“[Vouchers] are bad policy, bad education policy, bad economic policy,” said John Wright, president of the Arizona Education Association (AEA), a union representing educators and other public school employees. The AEA is one of the plaintiffs in the new suit.
“We have private, independent and religious, church-affiliated schools. Those institutions and schools can find ways to make themselves as affordable as possible,” added Wright, who has been a foster parent since 1994. “But it’s not the business of the state of Arizona to enhance their enrollment.”
Critics of the new programs, which were passed in the 2006 legislative session and signed into law by Gov. Janet Napolitano (D), say the programs violate the state constitution’s Blaine amendment, which holds, “No tax shall be laid or appropriation of public money made in aid of any church, or private or sectarian school, or any public service corporation.”
But supporters insist the state is not directing funds to religious or sectarian schools, because parents and students, not the schools, receive the money and are the beneficiaries of these programs.
“The state supreme court has already decided that the Blaine amendment is designed to ensure the state operates in a neutral fashion,” said Tim Keller, executive director of the Arizona chapter of the Institute for Justice (IJ), which represents parents who want to use the state-funded scholarships for their children.
In the new voucher programs, Keller noted, “not a dollar goes to private schools absent the choice of parents to enroll students.”

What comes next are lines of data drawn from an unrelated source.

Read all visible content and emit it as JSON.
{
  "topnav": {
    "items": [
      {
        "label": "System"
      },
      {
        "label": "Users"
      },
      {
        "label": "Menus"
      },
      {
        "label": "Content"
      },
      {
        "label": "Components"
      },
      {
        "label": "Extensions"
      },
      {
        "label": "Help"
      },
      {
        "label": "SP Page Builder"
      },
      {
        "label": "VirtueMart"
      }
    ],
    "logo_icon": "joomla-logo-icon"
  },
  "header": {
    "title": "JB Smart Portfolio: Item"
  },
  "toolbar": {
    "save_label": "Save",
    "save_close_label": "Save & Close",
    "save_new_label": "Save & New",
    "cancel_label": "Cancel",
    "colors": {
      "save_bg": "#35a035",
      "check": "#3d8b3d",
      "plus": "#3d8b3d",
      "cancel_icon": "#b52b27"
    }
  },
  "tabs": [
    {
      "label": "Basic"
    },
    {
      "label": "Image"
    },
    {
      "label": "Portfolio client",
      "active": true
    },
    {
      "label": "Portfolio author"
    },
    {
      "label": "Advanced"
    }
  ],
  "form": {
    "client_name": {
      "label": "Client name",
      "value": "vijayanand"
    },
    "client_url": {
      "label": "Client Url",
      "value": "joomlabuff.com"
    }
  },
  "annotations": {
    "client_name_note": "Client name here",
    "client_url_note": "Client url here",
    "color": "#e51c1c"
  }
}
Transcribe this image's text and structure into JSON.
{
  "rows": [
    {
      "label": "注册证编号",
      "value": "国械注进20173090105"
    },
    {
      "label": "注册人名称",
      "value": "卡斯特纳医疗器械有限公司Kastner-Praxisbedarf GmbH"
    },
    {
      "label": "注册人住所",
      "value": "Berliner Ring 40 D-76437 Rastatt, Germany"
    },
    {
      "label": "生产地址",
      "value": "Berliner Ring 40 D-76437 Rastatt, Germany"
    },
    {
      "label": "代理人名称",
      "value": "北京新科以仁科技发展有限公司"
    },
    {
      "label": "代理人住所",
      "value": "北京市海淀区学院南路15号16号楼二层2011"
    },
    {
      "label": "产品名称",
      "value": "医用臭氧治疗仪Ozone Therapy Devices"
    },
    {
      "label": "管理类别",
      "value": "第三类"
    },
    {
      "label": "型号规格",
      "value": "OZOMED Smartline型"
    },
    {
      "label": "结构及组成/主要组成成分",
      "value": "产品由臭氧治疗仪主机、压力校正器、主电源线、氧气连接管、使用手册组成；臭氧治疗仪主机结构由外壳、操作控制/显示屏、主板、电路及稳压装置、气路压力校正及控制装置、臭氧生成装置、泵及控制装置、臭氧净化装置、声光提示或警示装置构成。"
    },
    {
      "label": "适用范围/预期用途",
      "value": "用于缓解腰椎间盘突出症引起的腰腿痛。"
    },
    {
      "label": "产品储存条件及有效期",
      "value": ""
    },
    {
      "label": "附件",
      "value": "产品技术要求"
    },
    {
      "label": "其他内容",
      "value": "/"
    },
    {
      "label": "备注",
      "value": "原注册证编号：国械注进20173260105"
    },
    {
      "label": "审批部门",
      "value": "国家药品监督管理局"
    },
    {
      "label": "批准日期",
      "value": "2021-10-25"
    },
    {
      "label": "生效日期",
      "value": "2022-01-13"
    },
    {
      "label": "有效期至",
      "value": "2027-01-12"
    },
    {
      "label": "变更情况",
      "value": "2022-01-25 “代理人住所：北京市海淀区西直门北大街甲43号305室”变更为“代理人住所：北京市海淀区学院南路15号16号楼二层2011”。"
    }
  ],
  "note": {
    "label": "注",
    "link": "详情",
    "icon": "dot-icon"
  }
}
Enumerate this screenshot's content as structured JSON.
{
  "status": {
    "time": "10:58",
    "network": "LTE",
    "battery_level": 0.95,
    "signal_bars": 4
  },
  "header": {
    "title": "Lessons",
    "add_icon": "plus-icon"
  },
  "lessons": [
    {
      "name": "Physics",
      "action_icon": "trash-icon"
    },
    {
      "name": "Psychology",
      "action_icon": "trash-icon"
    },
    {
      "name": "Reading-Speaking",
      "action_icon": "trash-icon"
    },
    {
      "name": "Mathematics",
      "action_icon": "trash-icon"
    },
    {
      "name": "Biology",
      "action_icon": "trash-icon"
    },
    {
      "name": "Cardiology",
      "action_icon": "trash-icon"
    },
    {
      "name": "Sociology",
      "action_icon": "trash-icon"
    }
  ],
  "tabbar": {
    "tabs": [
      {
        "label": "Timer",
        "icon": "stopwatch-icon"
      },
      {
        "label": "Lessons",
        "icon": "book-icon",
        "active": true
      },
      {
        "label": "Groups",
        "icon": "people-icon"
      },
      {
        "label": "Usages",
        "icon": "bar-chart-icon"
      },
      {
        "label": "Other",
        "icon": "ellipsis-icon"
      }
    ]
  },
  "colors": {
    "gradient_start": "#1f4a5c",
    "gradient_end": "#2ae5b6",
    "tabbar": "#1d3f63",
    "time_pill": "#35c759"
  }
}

Keller pointed to client Andrea Weck, whose five-year-old daughter Lexie has cerebral palsy, autism, and mild retardation. After two years in an early childhood program at her neighborhood public school, Lexie hadn’t made the progress her parents or teachers expected. Weck enrolled Lexie in Chrysalis Academy, a private school in Tempe that specializes in educating children with autism and related disorders.
Weck reports marked strides in Lexie’s academic and social skills. Lexie received a scholarship for the 2006-07 academic year at Chrysalis through the new voucher program for disabled children. If the trial court overthrows the law, Lexie’s family will be unable to afford her private education.
“One of the most aggravating aspects of this lawsuit is that nine other children are at Chrysalis on public funds,” Keller said. “But the difference is that bureaucrats had a hand in the placements [through individualized education plans or similar programs]. Because my client exercised parental choice, [the plaintiffs in the lawsuit] want to take that away from her.”
Families like the Wecks are keeping a close eye on the case, in part because the plaintiffs asked the court for a temporary injunction, which would bar the state from distributing the scholarships for disabled children. The court will hear oral arguments on June 4. IJ attorneys don’t expect the judge to rule on the injunction before then.
The program for foster children is slated to begin in the 2007-08 school year.
Attacking Tax Credits
A few weeks after the ACLU and other plaintiffs filed suit against the voucher programs, a Maricopa County Superior Court judge dismissed a lawsuit challenging the constitutionality of Arizona’s corporate tax credit program.
The legislation allows dollar-for-dollar tax credits up to $10 million this year for corporations that donate to groups providing grants for private school tuition to children who meet basic criteria. The $10 million cap will increase by 20 percent each year.
In her written opinion, Judge Janet Barton said the program is “legally indistinguishable” from the individual tax credit program upheld by the Arizona Supreme Court in the 1999 Kotterman v. Killian case, which determined tax credits are not public money and therefore not subject to the state’s Blaine amendment.
Furthermore, the judge ruled, because parents–not the state–determine where the funds go, the program is constitutional. The ACLU and the Arizona School Boards Association filed the suit against the corporate tax credit program in September.
Hilary Masell Oswald ([email protected]) writes from Illinois.
For more information …
Penny Kotterman and Others vs. Mark W. Killian, Lisa Graham Keegan, and Others, decision of the Arizona Supreme Court, http://www.heartland.org/Article.cfm?artId=19824